Here is my analysis.
a) In the NT βασιλεία is traditionally translated as ‘kingdom’, but in the specific situation of Roman occupation of Palestina (and Luke’s political awareness), the ‘empire’ translation seems to be preferable here.
b) The phrase καὶ οἶκος ἐπὶ οἶκον πίπτει is translated as ‘and a divided household falls’ (Nestle-Aland above) or ‘and house falls on house’ (NRSV). In the Roman imperial context, considering the negative effect (‘falling’) of οἶκος ἐπὶ οἶκον, and translating ἐπὶ as ‘against’ in this context of division, we see a situation of families (and their clients) fighting each other, maybe aristocratic families that claim supreme power over the empire. In short: οἶκος ἐπὶ οἶκον may describe a situation of civil war, more specifically the civil war of the four emperor year 69 CE.

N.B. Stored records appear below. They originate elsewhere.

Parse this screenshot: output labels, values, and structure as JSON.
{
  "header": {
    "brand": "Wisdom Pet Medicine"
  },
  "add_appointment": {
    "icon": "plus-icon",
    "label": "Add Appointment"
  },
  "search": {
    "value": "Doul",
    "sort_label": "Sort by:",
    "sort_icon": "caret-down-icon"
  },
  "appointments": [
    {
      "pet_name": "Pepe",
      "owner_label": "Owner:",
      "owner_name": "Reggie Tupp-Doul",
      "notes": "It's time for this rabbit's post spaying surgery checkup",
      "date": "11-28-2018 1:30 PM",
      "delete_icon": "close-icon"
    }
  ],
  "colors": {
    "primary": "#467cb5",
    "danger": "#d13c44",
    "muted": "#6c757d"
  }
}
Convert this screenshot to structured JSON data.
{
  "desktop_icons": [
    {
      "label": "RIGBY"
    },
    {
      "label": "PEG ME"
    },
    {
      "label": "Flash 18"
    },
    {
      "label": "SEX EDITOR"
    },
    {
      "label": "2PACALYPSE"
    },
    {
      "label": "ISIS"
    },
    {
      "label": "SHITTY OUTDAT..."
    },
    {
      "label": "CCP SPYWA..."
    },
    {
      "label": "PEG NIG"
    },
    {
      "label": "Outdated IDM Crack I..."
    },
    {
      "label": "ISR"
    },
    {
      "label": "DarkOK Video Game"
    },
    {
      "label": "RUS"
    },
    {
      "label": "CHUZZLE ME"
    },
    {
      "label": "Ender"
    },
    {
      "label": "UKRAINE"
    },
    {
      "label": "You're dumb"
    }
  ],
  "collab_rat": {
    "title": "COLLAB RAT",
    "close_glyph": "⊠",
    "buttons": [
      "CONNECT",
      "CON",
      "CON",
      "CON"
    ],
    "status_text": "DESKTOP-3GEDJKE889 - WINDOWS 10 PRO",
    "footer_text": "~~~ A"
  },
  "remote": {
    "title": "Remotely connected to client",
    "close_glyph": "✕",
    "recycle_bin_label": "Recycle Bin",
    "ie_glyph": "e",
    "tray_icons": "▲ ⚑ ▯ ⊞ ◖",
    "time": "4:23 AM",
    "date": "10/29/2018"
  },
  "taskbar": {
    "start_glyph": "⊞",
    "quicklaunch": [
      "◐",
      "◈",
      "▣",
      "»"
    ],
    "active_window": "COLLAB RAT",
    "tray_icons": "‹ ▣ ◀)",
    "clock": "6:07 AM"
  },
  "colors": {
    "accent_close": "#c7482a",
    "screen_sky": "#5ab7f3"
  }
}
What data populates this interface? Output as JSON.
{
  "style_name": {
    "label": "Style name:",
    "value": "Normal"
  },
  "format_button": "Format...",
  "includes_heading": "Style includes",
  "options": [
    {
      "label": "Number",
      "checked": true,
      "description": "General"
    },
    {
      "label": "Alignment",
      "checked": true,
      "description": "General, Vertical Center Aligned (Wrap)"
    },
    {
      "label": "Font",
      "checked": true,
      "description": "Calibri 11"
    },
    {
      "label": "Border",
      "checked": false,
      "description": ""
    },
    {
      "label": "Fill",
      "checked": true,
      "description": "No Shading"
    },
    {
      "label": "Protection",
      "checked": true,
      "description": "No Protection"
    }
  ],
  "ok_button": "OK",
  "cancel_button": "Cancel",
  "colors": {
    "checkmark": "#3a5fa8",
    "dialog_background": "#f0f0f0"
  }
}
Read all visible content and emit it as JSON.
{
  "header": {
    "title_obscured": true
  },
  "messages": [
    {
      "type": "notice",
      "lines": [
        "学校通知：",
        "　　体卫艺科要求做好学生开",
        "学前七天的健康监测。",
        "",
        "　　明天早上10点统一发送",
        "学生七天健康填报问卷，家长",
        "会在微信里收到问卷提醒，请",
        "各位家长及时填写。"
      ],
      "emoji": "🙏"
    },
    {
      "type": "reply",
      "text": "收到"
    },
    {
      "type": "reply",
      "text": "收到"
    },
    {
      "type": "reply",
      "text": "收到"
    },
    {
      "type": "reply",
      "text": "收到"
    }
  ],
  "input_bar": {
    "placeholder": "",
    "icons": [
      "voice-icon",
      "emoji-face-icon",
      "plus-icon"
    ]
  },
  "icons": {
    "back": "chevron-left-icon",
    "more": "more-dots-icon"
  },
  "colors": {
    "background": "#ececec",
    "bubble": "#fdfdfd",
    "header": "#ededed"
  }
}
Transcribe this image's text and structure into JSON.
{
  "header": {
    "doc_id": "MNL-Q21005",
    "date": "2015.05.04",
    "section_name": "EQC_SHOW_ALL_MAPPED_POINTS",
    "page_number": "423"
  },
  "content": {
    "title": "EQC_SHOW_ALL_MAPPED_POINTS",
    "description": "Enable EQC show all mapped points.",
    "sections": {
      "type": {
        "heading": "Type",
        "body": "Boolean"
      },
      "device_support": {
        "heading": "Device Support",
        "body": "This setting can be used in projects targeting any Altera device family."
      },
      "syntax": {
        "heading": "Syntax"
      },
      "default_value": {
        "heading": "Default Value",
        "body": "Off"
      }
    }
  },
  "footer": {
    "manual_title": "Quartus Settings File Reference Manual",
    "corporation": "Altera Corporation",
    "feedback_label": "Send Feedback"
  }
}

c) In a previous contribution (Jesus’ visit to Rome - viewtopic.php?f=3&t=4444) I discussed the use of ὁ σατανᾶς as an encrypted term for the Roman emperor, more specifically the emperor Nero. Maybe this is also the case here.
d) The Greek verb διαμερίζω is used twice in these verses, and it is consistently translated as ‘to divide’. In the first use, with βασιλεία, this translation seems correct, but in the second ‘Satan’ instance, knowing that
- the basic meaning of διαμερίζω is ‘to cleave asunder, cut in pieces’
- this ‘cutting in pieces’ is directed ‘against himself’ (ἐφ ҆ἑαυτὸν)
- Nero committed suicide with a knife
In this analysis verse 17 describes the civil war in Rome after Nero’s suicide, and verse 18a the provoking event itself, the suicide of the emperor. The gospels are encrypted narratives of the struggle for world dominion between the Jews and the Romans. Luke 11:17-18a is a fine illustration. This short fragment describes the weakness of the Roman empire worded by one of the leaders of the Jewish rebellion against the Romans. Jesus depicts the Roman empire as divided and in a state of civil war after the suicide of its emperor Nero. This has brought the opposing power at the brink of collapse. Jesus’ analysis of the adverse internal affairs of Rome and the resulting weakness of the enemy must have been a good motivator for the Jewish revolutionary forces.